2022, Vol. 3, Issue 2, Part A
Listeriosis: An emerging foodborne disease of public health concern
Author(s): Mahendra Pal, Margo Yonas Shuramo, Fikru Shiferawu and Bhupendra C Parmar
Abstract: Globally, foodborne diseases are estimated to cause over 600 million illnesses and 420,000 deaths each year. Listeriosis is a major foodborne bacterial zoonotic disease that is reported many countries of the world. The disease is caused by the ingestion of Listeria contaminated foods. Almost all infections in humans are caused by Listeria monocytogenes and sometimes Listeria ivanovii may be implicated in the disease. Elderly persons, infants, pregnant women, and immunocompromised individuals are highly susceptible to infection. The bacterium has ability to multiply at refrigeration temperatures. Cross contamination can occur in food industries. Various types of foods including the raw milk, butter, soft cheese, ice cream, meat and others are implicated in the outbreaks of foodborne listeriosis. Listeria monocytogenes has zoonotic potential due to their ability of transmission from animals to humans. Disease is categorized into two forms, namely severe invasive listeriosis and non-invasive febrile gastroenteritis. The organism contains important virulence factors. The definitive diagnosis of listeriosis was based on the isolation and identification of the bacteria in samples. The drug sensitivity pattern of bacteria poses major public health problems since antibiotics have been used since long time. The poor laboratory facilities pose a challenge in early diagnosis in developing countries. The best preventive strategy is to avoid the consumption of contaminated raw foods, especially of animal origin.
Pages: 29-33 | Views: 288 | Downloads: 124
Download Full Article: Click Here
How to cite this article:
Mahendra Pal, Margo Yonas Shuramo, Fikru Shiferawu, Bhupendra C Parmar.

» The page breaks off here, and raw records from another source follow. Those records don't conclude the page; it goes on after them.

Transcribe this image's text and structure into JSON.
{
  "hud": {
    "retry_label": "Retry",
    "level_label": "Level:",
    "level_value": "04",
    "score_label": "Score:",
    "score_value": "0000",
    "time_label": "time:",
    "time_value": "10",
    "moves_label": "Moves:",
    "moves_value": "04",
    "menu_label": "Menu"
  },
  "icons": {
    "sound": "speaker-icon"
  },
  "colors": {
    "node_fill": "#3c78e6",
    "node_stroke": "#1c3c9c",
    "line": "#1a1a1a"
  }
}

Listeriosis: An emerging foodborne disease of public health concern. J Adv Microbiol Res 2022;3(2):29-33.